And yes, this hookup could blow up “Bonnie’s” marriage and affect everyone’s lives (including yours) in potentially extremely profound ways.
I suggest contacting W via private message. (This way, you can see if the message has been opened and read.)
Include all the ways W can contact you and wait for W to decide what you will do about this potentially major life change.
Dear Amy: I work in a hospital that has a dress code that clearly states that staff should not wear perfume or cologne.
I am allergic to certain smells and chemicals and have submitted a letter from my doctor to the employee health department and the director of nursing — to no avail.
Every employee in my unit knows about my allergy and continues to wear strong perfume and cologne.
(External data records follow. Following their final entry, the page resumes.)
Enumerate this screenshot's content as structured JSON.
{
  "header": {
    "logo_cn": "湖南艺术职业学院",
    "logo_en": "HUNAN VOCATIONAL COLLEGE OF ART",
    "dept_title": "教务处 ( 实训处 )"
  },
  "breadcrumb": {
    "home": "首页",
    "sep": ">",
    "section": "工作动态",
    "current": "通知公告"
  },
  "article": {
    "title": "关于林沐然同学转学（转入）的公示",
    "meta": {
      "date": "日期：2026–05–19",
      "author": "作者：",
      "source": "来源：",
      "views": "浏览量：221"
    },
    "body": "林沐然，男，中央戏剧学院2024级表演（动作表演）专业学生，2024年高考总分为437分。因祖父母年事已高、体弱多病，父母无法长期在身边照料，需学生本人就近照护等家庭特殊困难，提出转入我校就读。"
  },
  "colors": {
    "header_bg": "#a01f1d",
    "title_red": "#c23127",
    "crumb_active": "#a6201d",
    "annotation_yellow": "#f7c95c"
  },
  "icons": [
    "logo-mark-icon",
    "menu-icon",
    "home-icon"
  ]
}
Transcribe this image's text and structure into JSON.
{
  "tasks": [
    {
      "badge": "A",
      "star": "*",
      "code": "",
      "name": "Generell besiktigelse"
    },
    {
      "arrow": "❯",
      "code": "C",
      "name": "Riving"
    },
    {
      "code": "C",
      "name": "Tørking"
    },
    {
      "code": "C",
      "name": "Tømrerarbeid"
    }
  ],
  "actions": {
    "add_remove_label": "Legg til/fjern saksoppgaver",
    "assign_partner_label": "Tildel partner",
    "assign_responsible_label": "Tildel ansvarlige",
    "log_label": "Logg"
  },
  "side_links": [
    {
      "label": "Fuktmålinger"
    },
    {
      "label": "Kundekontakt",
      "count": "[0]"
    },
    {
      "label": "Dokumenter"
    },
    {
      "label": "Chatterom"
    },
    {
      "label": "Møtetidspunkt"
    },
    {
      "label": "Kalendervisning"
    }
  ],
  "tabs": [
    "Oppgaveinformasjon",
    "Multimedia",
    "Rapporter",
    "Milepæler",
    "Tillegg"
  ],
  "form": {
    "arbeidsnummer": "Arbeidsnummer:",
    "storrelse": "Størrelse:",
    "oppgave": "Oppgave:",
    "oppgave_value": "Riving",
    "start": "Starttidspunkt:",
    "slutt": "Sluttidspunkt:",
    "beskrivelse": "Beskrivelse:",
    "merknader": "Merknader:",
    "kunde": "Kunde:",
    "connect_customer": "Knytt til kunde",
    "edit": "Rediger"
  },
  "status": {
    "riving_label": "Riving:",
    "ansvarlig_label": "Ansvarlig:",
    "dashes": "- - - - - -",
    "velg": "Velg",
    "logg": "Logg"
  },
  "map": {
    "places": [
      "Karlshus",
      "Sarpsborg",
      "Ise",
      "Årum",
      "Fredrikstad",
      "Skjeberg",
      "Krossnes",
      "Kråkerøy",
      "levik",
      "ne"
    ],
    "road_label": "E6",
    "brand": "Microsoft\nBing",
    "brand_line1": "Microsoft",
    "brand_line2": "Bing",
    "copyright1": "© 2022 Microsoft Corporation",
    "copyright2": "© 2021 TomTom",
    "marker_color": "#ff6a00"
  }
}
It usually makes me throw up several times during my shift. I usually get short of breath, but I have a rescue inhaler and I usually recover within an hour or so. Last week, I had a swollen tongue and sores in my mouth due to exposure.
My last reaction was scary and it took several days for the sores to go away.
I love my job. I have been there for over eight years and was hoping to retire from there. (I’m 50.) What should I do?
Allergic: Your colleagues are putting your health—and by extension, your patients—at risk.
The way you describe the behavior of your colleagues amounts to workplace bullying and callous disregard for your health.
You should advance your advocacy on several fronts by contacting HR, your union (if you have one), and an employment attorney, as well as researching your rights and options through the Equal Employment Opportunity Commission.eeoc.gov).
Dear Amy:”Husband in extreme conflicthe described his wife’s advanced dementia and wondered whether he should succumb to temptation and respond to an aggressive high school girlfriend.
I couldn’t believe you told him to move on.
Upset: I advised Conflicted to avoid his old high school. I said I thought he could pursue a relationship with a kind and steady person – as long as he didn’t leave his wife.
©2022 by Amy Dickinson distributed by Tribune Content Agency